• List three things that philosophers of science are interested in.
-The philosophers of science are interested in:
1. The history of concepts and terms and how they are currently used in science
2. Formal Logic
3. Scientific Method
• How is Empiricism defined?
goes back to ancient India in the East and to Plato in the West. Generally, Idealists believe that ideas are the true reality. According to them, the human spirit is the most important element in life. Matter is not real. It attaches great significance to the study of man and his mind. It maintains that the material and physical universe is subordinate to a higher type of reality, a spiritual universe. CHIEF EXPONENTS OF IDEALISM (I) (ii) (iii) (iv) (v) (vi) (vii) (viii) The Videc Rishis of India…
general. It can also be expressed in different forms, such as "Why are we here?", "What is life all about?", and "What is the purpose of existence?" It has been the subject of much philosophical, scientific, and theological speculation throughout history. There have been a large number of proposed answers to these questions from many different cultural and ideological backgrounds.
The meaning of life is in the philosophical and religious conceptions of existence, social ties, consciousness, and…

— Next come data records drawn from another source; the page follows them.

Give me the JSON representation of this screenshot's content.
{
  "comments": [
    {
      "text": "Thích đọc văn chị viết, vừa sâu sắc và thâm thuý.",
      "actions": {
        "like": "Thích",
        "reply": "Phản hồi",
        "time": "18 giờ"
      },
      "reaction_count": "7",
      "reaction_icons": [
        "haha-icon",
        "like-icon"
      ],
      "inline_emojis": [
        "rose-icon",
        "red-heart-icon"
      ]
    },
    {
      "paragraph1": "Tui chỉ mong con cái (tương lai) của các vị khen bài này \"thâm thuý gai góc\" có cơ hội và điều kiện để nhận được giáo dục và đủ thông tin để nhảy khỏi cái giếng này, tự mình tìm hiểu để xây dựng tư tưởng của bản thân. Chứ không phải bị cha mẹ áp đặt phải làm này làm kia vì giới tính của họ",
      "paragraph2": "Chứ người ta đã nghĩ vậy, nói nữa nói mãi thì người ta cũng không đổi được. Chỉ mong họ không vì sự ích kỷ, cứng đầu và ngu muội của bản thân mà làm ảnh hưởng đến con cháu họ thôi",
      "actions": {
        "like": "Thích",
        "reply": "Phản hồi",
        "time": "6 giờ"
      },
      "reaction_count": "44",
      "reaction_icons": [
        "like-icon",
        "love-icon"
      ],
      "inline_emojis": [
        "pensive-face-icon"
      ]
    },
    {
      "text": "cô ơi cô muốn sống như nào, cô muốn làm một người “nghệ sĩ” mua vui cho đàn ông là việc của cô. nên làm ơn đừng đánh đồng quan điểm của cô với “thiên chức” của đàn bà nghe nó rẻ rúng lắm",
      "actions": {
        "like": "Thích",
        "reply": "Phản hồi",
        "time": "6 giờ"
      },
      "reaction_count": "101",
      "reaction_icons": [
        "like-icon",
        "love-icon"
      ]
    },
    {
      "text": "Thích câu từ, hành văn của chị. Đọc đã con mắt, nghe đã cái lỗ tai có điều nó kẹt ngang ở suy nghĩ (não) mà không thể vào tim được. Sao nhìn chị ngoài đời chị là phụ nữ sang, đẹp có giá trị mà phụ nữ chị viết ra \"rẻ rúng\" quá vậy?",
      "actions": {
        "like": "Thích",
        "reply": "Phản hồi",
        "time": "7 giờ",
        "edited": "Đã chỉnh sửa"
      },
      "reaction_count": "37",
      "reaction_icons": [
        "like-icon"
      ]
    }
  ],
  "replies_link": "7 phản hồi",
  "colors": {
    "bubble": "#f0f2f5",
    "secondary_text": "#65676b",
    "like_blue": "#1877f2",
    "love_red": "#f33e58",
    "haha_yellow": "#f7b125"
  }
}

age of seven, where he was taught Latin, though he advanced his own studies in the field, including some Greek, and becoming proficient by the age of 12. His penchant for teaching himself from his father's library led to studies in theology and metaphysics, embellishing his formal schooling in the logical systems of Aristotle that he was interested in improving. Due to his own scholastic drive, he entered the University of Leipzig at the age of fourteen in 1661. He studied philosophy, mathematics…